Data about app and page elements
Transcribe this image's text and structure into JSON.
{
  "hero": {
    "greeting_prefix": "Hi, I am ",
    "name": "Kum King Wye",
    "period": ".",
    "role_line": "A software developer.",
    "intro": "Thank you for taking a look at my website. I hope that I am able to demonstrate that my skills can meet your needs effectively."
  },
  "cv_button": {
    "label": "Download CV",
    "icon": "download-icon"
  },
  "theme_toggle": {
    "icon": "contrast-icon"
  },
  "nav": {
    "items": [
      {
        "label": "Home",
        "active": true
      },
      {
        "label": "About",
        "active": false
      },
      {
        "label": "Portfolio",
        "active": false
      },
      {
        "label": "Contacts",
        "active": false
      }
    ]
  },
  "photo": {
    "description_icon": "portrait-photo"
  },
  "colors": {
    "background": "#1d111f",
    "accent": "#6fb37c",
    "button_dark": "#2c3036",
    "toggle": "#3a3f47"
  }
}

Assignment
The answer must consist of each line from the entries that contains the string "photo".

Exercise solution
  "photo": {
    "description_icon": "portrait-photo"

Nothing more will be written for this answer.